Owners of similar domain names in the ‘.au’ space sometimes have the option of using the Australian Dispute Resolution Policy (or the auDRP) to resolve their dispute. In order to be able to use the auDRP successfully, the owner of a prior domain name needs to prove that the domain name was registered or used in ‘bad faith’. The obvious question becomes: what is ‘bad faith’?
Domain name registrants who want to object to the registration of another domain name can choose whether to pursue a remedy through the Australian Dispute Resolution Policy (ADRP) or to sue in court. What factors will influence this choice?
The auDRP provides a speedy and cost-effective alternative to people who are in dispute about the ownership of ‘.au’ domain names. This article provides the answers to the most frequently asked questions about the procedure.
When you’re building your house, your builder might need a key for a while, but they certainly don’t need it after the job is finished and you’ve moved in. In many ways, you should think of your website domain name password in the same way as the keys to your home.
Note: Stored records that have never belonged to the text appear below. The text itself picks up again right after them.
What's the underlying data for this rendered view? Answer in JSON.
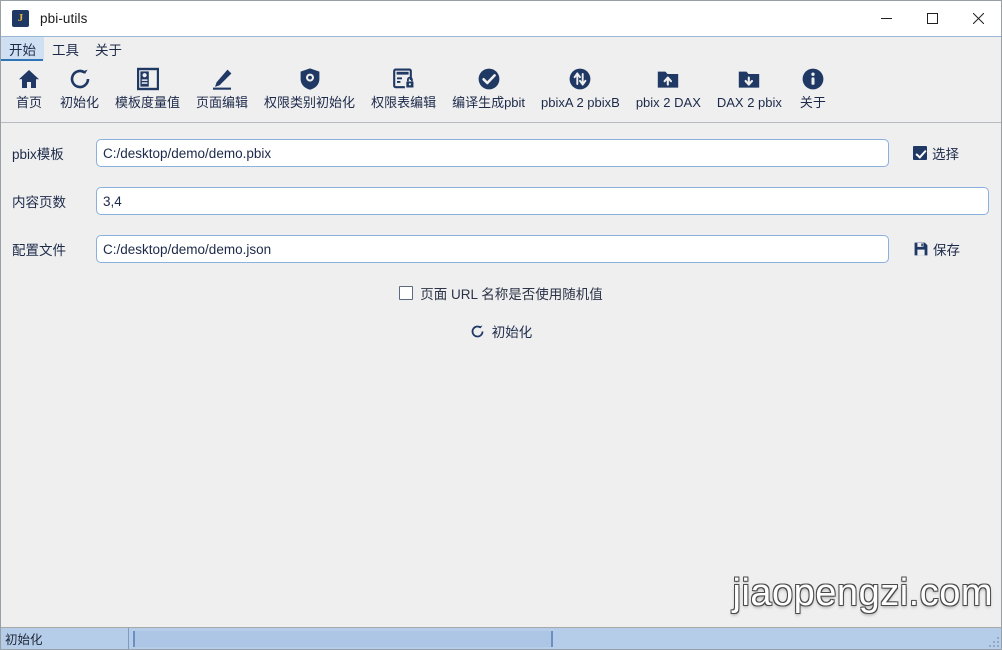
{
  "window": {
    "title": "pbi-utils",
    "icon_letter": "J",
    "icon_name": "app-icon-j",
    "minimize_label": "—",
    "maximize_label": "☐",
    "close_label": "✕"
  },
  "menubar": {
    "items": [
      {
        "label": "开始",
        "name": "menu-start",
        "active": true
      },
      {
        "label": "工具",
        "name": "menu-tools",
        "active": false
      },
      {
        "label": "关于",
        "name": "menu-about",
        "active": false
      }
    ]
  },
  "toolbar": {
    "items": [
      {
        "label": "首页",
        "icon": "home-icon"
      },
      {
        "label": "初始化",
        "icon": "reset-icon"
      },
      {
        "label": "模板度量值",
        "icon": "template-measure-icon"
      },
      {
        "label": "页面编辑",
        "icon": "pencil-icon"
      },
      {
        "label": "权限类别初始化",
        "icon": "shield-icon"
      },
      {
        "label": "权限表编辑",
        "icon": "table-lock-icon"
      },
      {
        "label": "编译生成pbit",
        "icon": "check-circle-icon"
      },
      {
        "label": "pbixA 2 pbixB",
        "icon": "swap-arrows-icon"
      },
      {
        "label": "pbix 2 DAX",
        "icon": "folder-up-icon"
      },
      {
        "label": "DAX 2 pbix",
        "icon": "folder-down-icon"
      },
      {
        "label": "关于",
        "icon": "info-icon"
      }
    ]
  },
  "form": {
    "rows": [
      {
        "label": "pbix模板",
        "value": "C:/desktop/demo/demo.pbix",
        "placeholder": "",
        "input_name": "pbix-template-input",
        "action": {
          "type": "checkbox",
          "label": "选择",
          "checked": true,
          "name": "select-checkbox"
        }
      },
      {
        "label": "内容页数",
        "value": "3,4",
        "placeholder": "",
        "input_name": "content-pages-input",
        "action": null
      },
      {
        "label": "配置文件",
        "value": "C:/desktop/demo/demo.json",
        "placeholder": "",
        "input_name": "config-file-input",
        "action": {
          "type": "button",
          "label": "保存",
          "icon": "save-icon",
          "name": "save-button"
        }
      }
    ],
    "random_url_checkbox": {
      "label": "页面 URL 名称是否使用随机值",
      "checked": false
    },
    "init_button": {
      "label": "初始化",
      "icon": "reset-icon"
    }
  },
  "statusbar": {
    "message": "初始化",
    "progress_percent": 0
  },
  "watermark": {
    "text": "jiaopengzi.com"
  },
  "colors": {
    "accent": "#1f3864",
    "tab_active_bg": "#cfe0f2",
    "accent_underline": "#2e75b6",
    "input_border": "#8ab0dd",
    "status_bg": "#b6cde9",
    "window_bg": "#efefef"
  }
}
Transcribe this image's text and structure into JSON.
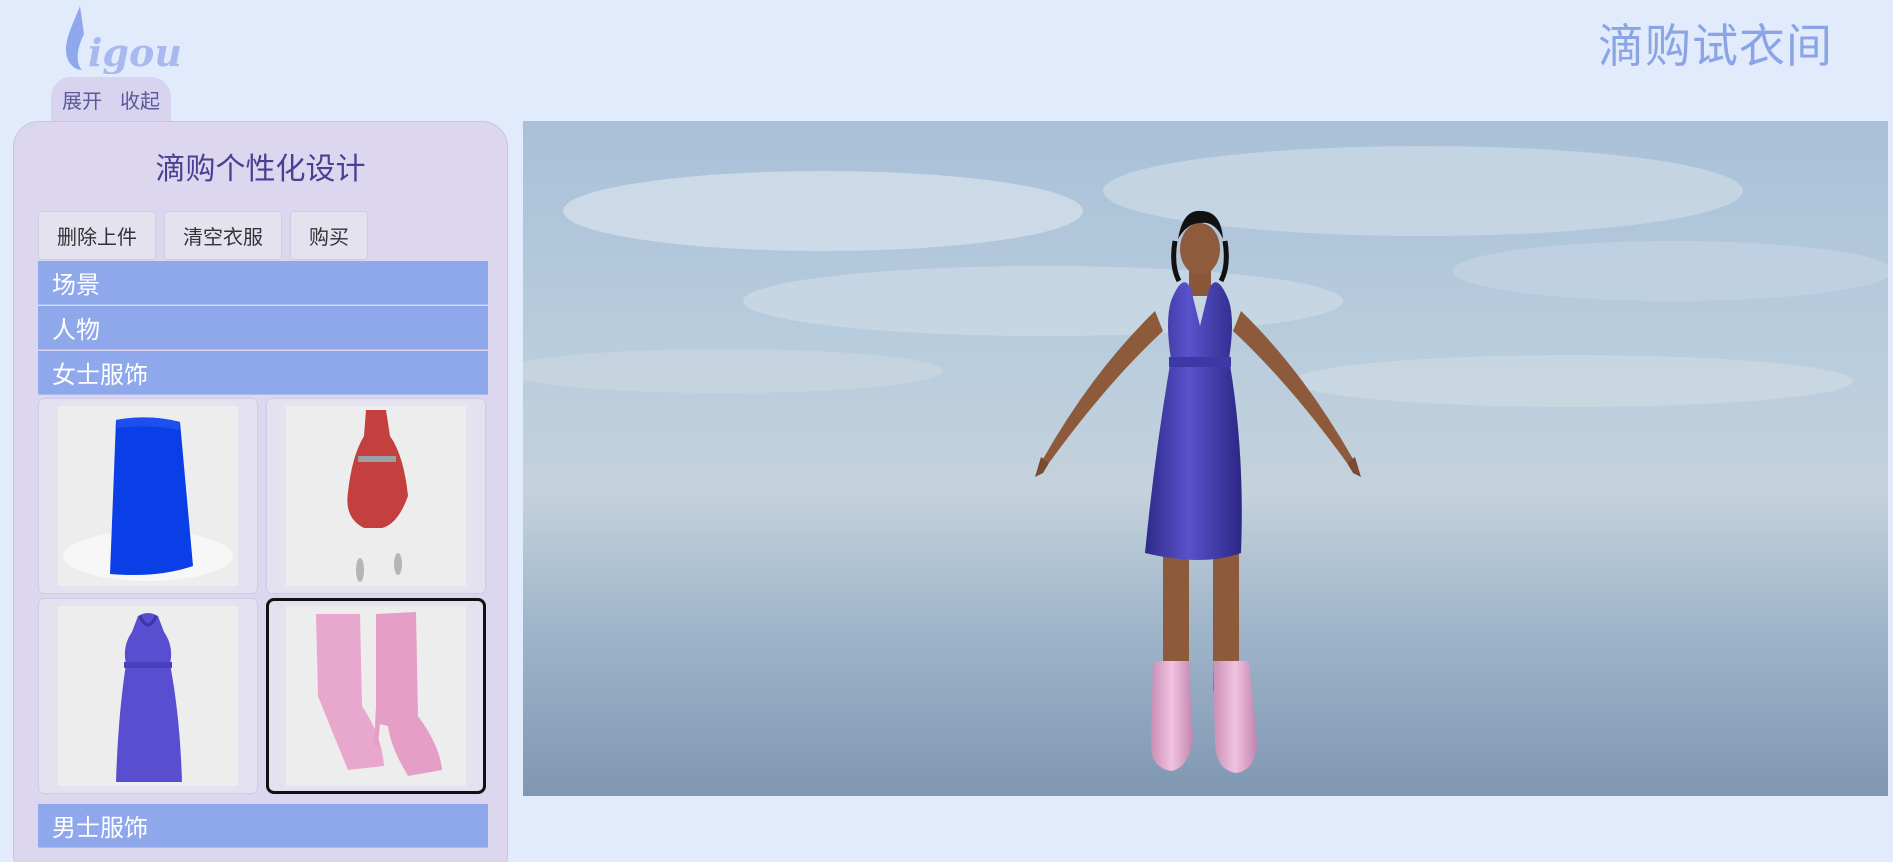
{
  "header": {
    "logo_text": "Digou",
    "site_title": "滴购试衣间",
    "expand_label": "展开",
    "collapse_label": "收起"
  },
  "sidebar": {
    "title": "滴购个性化设计",
    "buttons": {
      "delete_top": "删除上件",
      "clear_clothes": "清空衣服",
      "buy": "购买"
    },
    "categories": {
      "scene": "场景",
      "person": "人物",
      "women": "女士服饰",
      "men": "男士服饰"
    },
    "items": [
      {
        "name": "blue-skirt",
        "color": "#0a3ee6"
      },
      {
        "name": "red-dress",
        "color": "#c3403e"
      },
      {
        "name": "purple-halter-dress",
        "color": "#5a4ed0"
      },
      {
        "name": "pink-boots",
        "color": "#e8a7cc",
        "selected": true
      }
    ]
  },
  "viewport": {
    "scene": "sky-over-sea",
    "model": "female-avatar",
    "outfit_colors": {
      "dress": "#4a3fb8",
      "boots": "#e2a8cf",
      "skin": "#8d5a3c"
    }
  }
}
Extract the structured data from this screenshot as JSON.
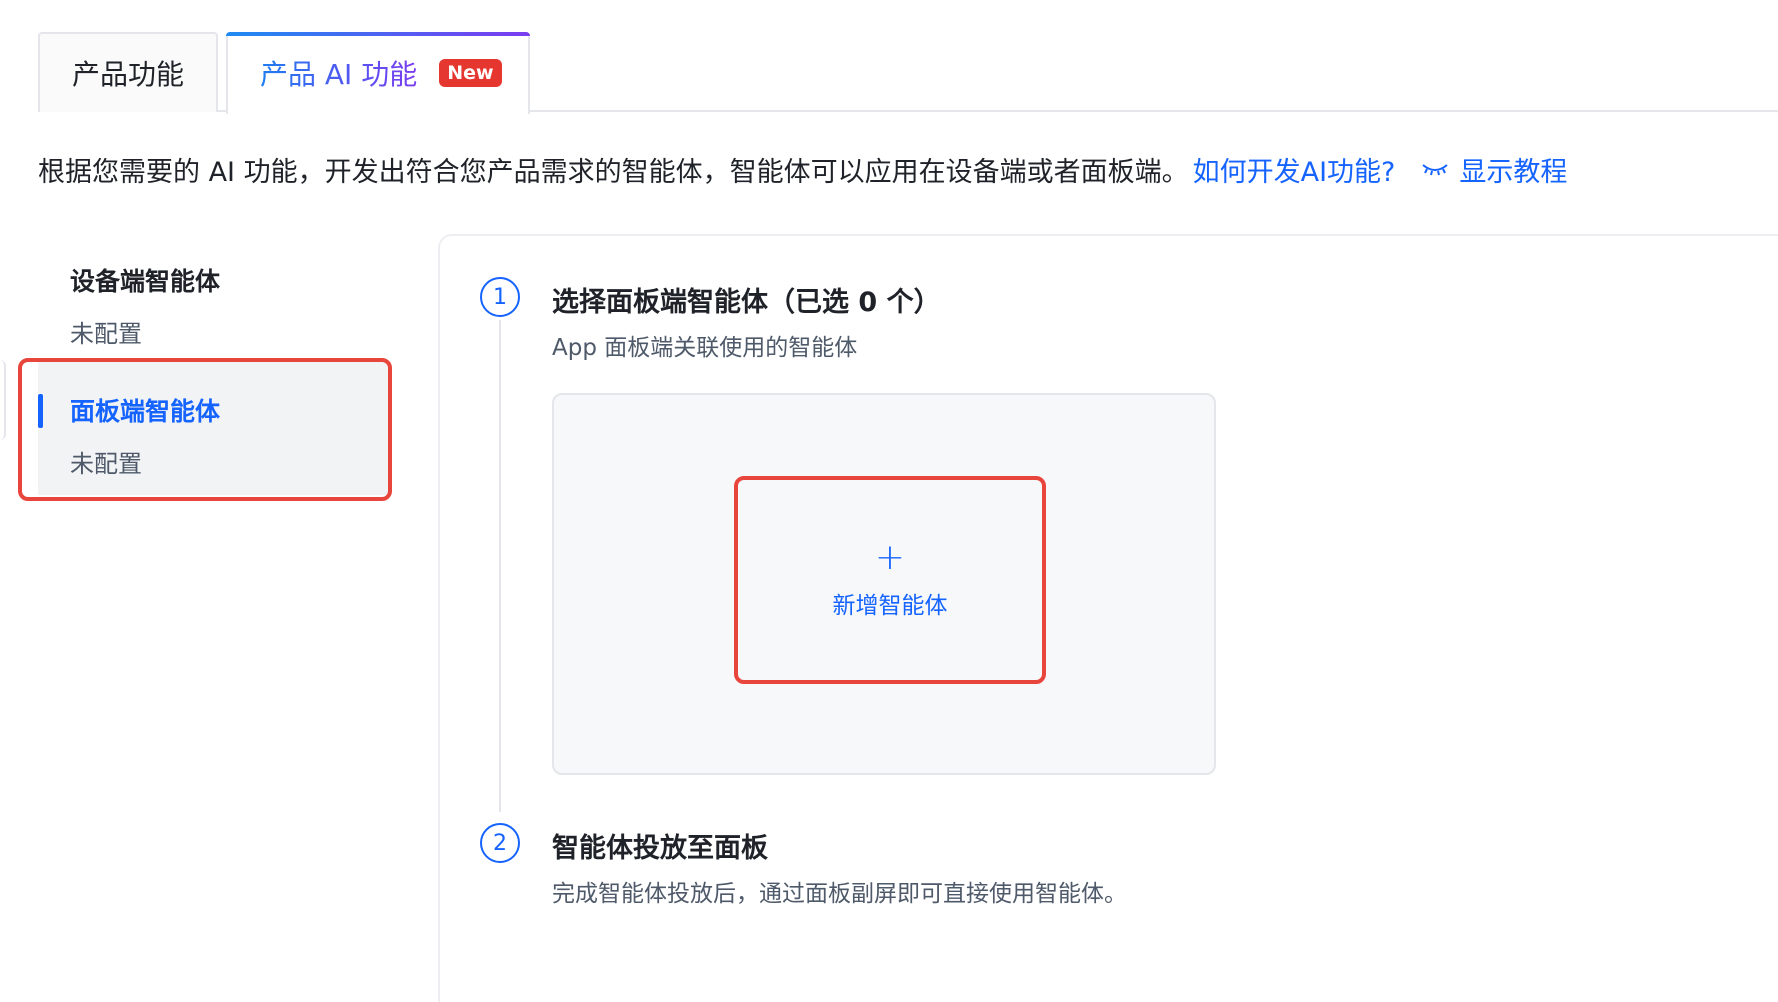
{
  "tabs": [
    {
      "label": "产品功能"
    },
    {
      "label": "产品 AI 功能",
      "badge": "New"
    }
  ],
  "description": {
    "text": "根据您需要的 AI 功能，开发出符合您产品需求的智能体，智能体可以应用在设备端或者面板端。",
    "link": "如何开发AI功能?",
    "tutorial": "显示教程"
  },
  "sidebar": {
    "items": [
      {
        "title": "设备端智能体",
        "status": "未配置"
      },
      {
        "title": "面板端智能体",
        "status": "未配置"
      }
    ]
  },
  "steps": [
    {
      "number": "1",
      "title": "选择面板端智能体（已选 0 个）",
      "desc": "App 面板端关联使用的智能体"
    },
    {
      "number": "2",
      "title": "智能体投放至面板",
      "desc": "完成智能体投放后，通过面板副屏即可直接使用智能体。"
    }
  ],
  "add_agent": {
    "icon": "+",
    "label": "新增智能体"
  },
  "colors": {
    "accent": "#1664ff",
    "highlight": "#e8453c",
    "badge": "#e5362f"
  }
}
This article explains the procedure for resolving domain name disputes under the .au Dispute Resolution Policy (or auDRP). The information in this post is based on version (2016-01), which was first published on 15 April 2016.